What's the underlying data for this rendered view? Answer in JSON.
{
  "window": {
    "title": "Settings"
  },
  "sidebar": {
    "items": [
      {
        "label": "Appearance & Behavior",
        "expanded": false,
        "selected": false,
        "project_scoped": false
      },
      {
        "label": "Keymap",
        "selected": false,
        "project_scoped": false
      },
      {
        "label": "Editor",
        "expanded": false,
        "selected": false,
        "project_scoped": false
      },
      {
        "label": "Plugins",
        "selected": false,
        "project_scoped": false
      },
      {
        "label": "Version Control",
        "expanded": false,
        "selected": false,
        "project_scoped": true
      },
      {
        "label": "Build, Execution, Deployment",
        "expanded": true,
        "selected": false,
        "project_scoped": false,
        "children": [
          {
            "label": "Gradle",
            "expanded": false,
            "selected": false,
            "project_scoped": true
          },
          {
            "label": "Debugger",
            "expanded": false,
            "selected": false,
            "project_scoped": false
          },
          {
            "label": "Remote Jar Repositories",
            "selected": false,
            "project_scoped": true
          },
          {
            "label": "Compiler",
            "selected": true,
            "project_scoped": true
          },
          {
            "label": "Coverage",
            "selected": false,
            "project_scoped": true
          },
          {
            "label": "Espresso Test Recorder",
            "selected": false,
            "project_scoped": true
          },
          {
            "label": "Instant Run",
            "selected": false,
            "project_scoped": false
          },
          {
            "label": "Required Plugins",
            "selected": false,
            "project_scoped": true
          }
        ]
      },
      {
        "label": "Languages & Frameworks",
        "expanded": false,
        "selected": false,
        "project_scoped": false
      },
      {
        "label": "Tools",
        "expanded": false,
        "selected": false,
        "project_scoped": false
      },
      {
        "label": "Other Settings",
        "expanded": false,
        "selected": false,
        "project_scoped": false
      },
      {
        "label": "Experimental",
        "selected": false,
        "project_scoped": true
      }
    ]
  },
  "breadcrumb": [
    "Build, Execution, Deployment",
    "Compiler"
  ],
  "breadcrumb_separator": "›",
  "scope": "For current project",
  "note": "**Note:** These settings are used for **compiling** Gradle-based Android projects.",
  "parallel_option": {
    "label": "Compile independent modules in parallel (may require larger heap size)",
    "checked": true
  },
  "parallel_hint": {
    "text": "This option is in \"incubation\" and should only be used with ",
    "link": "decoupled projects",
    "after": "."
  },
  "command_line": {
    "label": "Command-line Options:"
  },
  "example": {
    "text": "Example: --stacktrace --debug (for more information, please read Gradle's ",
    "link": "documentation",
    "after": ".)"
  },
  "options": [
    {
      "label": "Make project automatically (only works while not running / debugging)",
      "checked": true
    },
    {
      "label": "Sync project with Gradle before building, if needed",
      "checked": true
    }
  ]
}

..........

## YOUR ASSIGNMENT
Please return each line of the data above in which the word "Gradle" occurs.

## EXERCISE ANSWER
            "label": "Gradle",
  "note": "**Note:** These settings are used for **compiling** Gradle-based Android projects.",
    "text": "Example: --stacktrace --debug (for more information, please read Gradle's ",
      "label": "Sync project with Gradle before building, if needed",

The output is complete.